### TASK GOAL
The required lines are those that contain "avatar"; pull them out of the data and copy them.

[Interface dataset entries]
====

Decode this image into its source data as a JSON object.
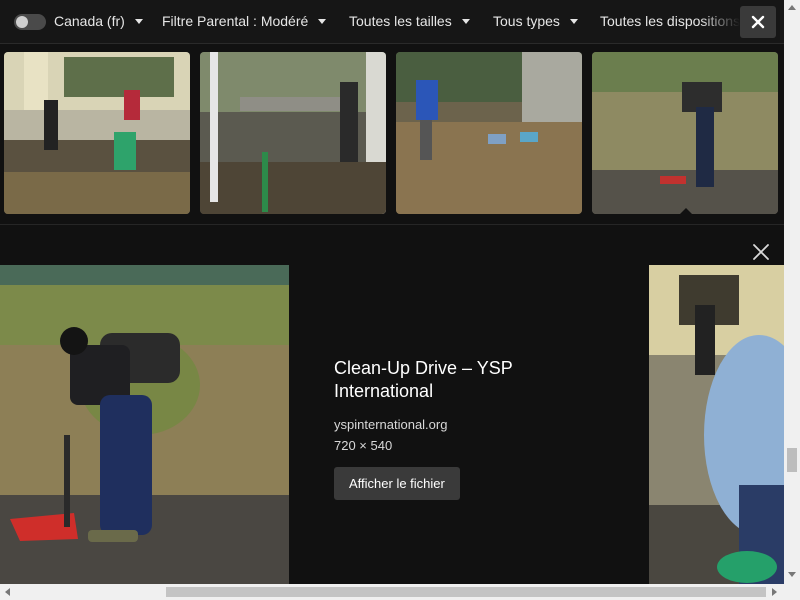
{
  "filters": {
    "safe_toggle": "off",
    "items": [
      {
        "label": "Canada (fr)"
      },
      {
        "label": "Filtre Parental : Modéré"
      },
      {
        "label": "Toutes les tailles"
      },
      {
        "label": "Tous types"
      },
      {
        "label": "Toutes les dispositions"
      }
    ],
    "close_icon": "close-icon"
  },
  "thumbnails": [
    {
      "name": "thumb-1",
      "icon": "photo"
    },
    {
      "name": "thumb-2",
      "icon": "photo"
    },
    {
      "name": "thumb-3",
      "icon": "photo"
    },
    {
      "name": "thumb-4",
      "icon": "photo",
      "selected": true
    }
  ],
  "preview": {
    "title": "Clean-Up Drive – YSP International",
    "site": "yspinternational.org",
    "dimensions": "720 × 540",
    "view_file_label": "Afficher le fichier",
    "close_icon": "close-icon"
  },
  "colors": {
    "background": "#111111",
    "filterbar": "#161616",
    "button": "#3a3a3a"
  }
}
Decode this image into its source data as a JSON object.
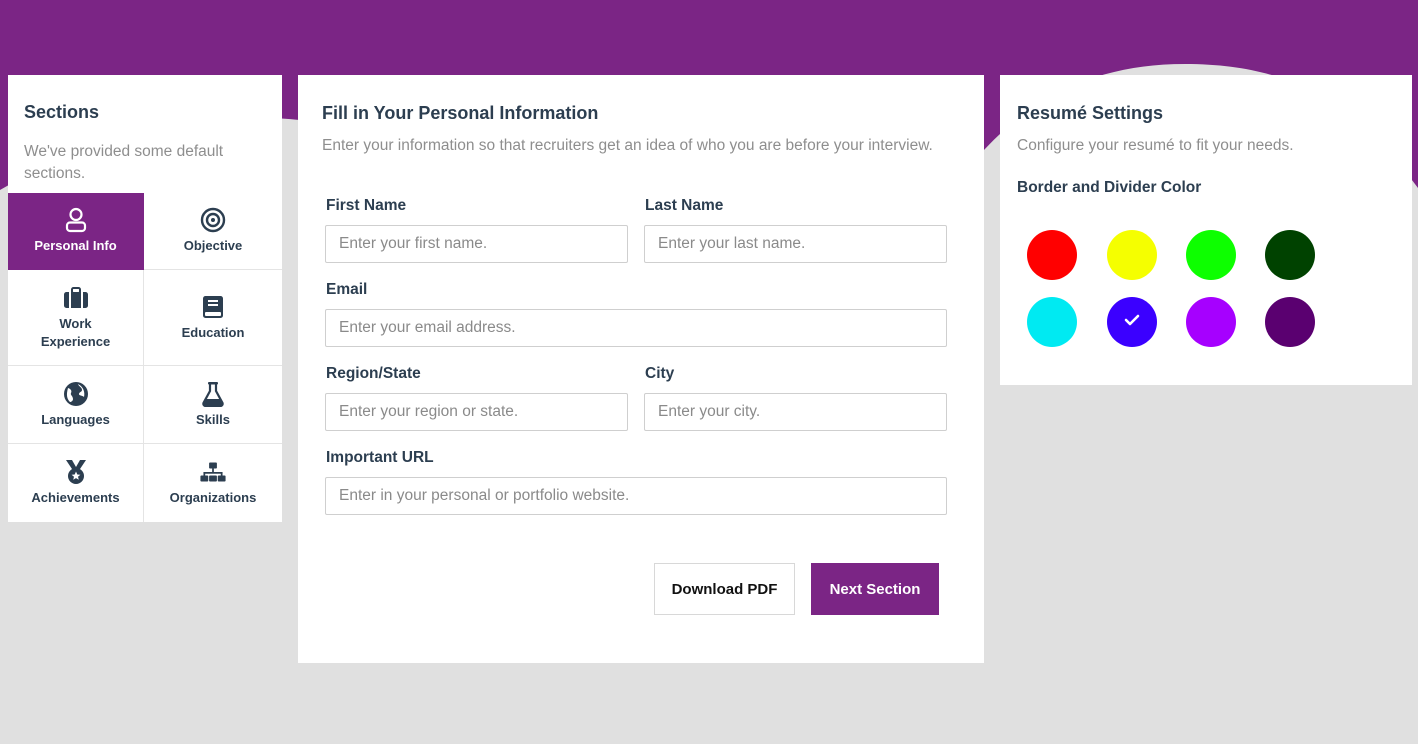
{
  "theme": {
    "accent": "#7b2585",
    "background": "#e0e0e0"
  },
  "sections": {
    "title": "Sections",
    "description": "We've provided some default sections.",
    "items": [
      {
        "label": "Personal Info",
        "icon": "user-icon",
        "active": true
      },
      {
        "label": "Objective",
        "icon": "target-icon",
        "active": false
      },
      {
        "label": "Work Experience",
        "icon": "briefcase-icon",
        "active": false
      },
      {
        "label": "Education",
        "icon": "book-icon",
        "active": false
      },
      {
        "label": "Languages",
        "icon": "globe-icon",
        "active": false
      },
      {
        "label": "Skills",
        "icon": "flask-icon",
        "active": false
      },
      {
        "label": "Achievements",
        "icon": "medal-icon",
        "active": false
      },
      {
        "label": "Organizations",
        "icon": "sitemap-icon",
        "active": false
      }
    ]
  },
  "form": {
    "title": "Fill in Your Personal Information",
    "description": "Enter your information so that recruiters get an idea of who you are before your interview.",
    "first_name": {
      "label": "First Name",
      "placeholder": "Enter your first name.",
      "value": ""
    },
    "last_name": {
      "label": "Last Name",
      "placeholder": "Enter your last name.",
      "value": ""
    },
    "email": {
      "label": "Email",
      "placeholder": "Enter your email address.",
      "value": ""
    },
    "region": {
      "label": "Region/State",
      "placeholder": "Enter your region or state.",
      "value": ""
    },
    "city": {
      "label": "City",
      "placeholder": "Enter your city.",
      "value": ""
    },
    "url": {
      "label": "Important URL",
      "placeholder": "Enter in your personal or portfolio website.",
      "value": ""
    },
    "download_label": "Download PDF",
    "next_label": "Next Section"
  },
  "settings": {
    "title": "Resumé Settings",
    "description": "Configure your resumé to fit your needs.",
    "color_heading": "Border and Divider Color",
    "colors": [
      "#ff0000",
      "#f5ff00",
      "#0dff00",
      "#004200",
      "#00eaf2",
      "#3b00ff",
      "#a600ff",
      "#5a0070"
    ],
    "selected_color": "#3b00ff",
    "selected_icon": "check-icon"
  }
}
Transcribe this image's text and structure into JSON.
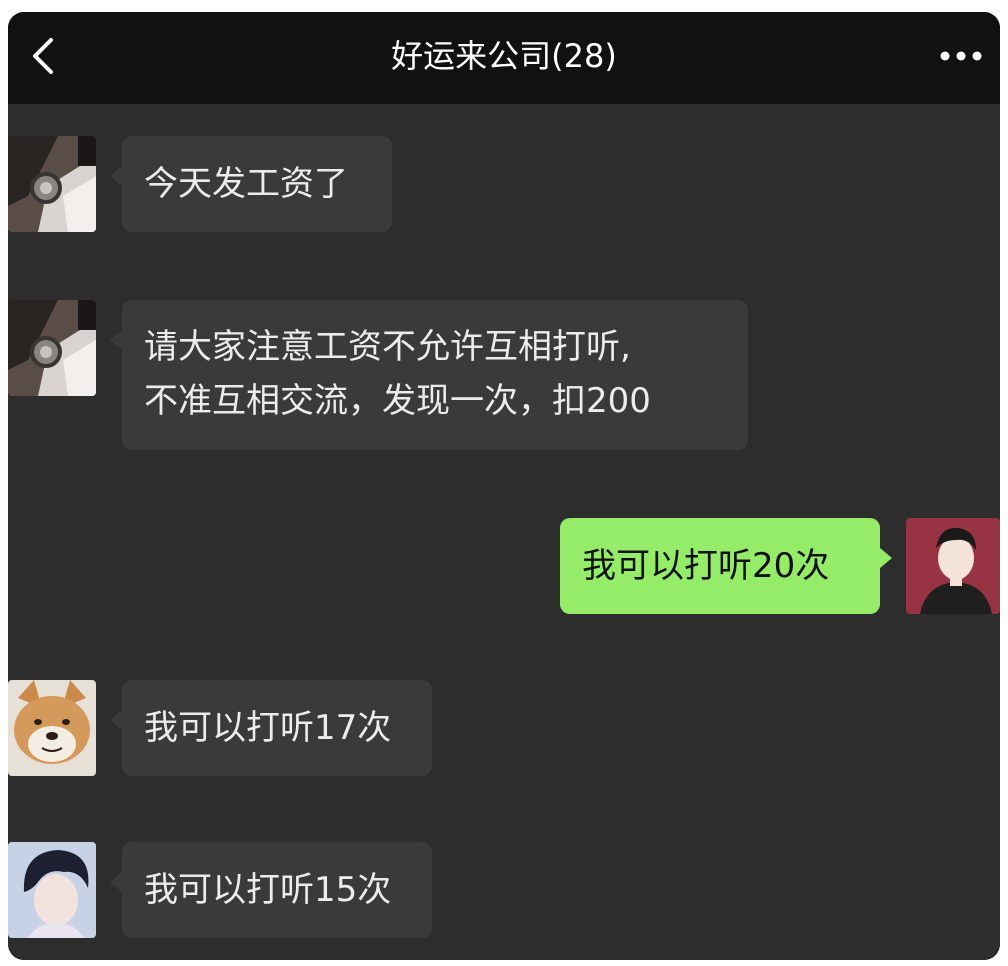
{
  "header": {
    "title": "好运来公司(28)",
    "back_icon": "chevron-left-icon",
    "more_icon": "more-dots-icon"
  },
  "messages": [
    {
      "direction": "incoming",
      "sender_avatar": "watch-avatar",
      "lines": [
        "今天发工资了"
      ]
    },
    {
      "direction": "incoming",
      "sender_avatar": "watch-avatar",
      "lines": [
        "请大家注意工资不允许互相打听,",
        "不准互相交流，发现一次，扣200"
      ]
    },
    {
      "direction": "outgoing",
      "sender_avatar": "cartoon-boy-avatar",
      "lines": [
        "我可以打听20次"
      ]
    },
    {
      "direction": "incoming",
      "sender_avatar": "shiba-dog-avatar",
      "lines": [
        "我可以打听17次"
      ]
    },
    {
      "direction": "incoming",
      "sender_avatar": "anime-boy-avatar",
      "lines": [
        "我可以打听15次"
      ]
    }
  ],
  "colors": {
    "chat_background": "#2d2d2d",
    "header_background": "#111111",
    "incoming_bubble": "#3a3a3a",
    "outgoing_bubble": "#95ec69"
  }
}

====

### EXERCISE RESPONSE
      "sender_avatar": "watch-avatar",
      "sender_avatar": "watch-avatar",
      "sender_avatar": "cartoon-boy-avatar",
      "sender_avatar": "shiba-dog-avatar",
      "sender_avatar": "anime-boy-avatar",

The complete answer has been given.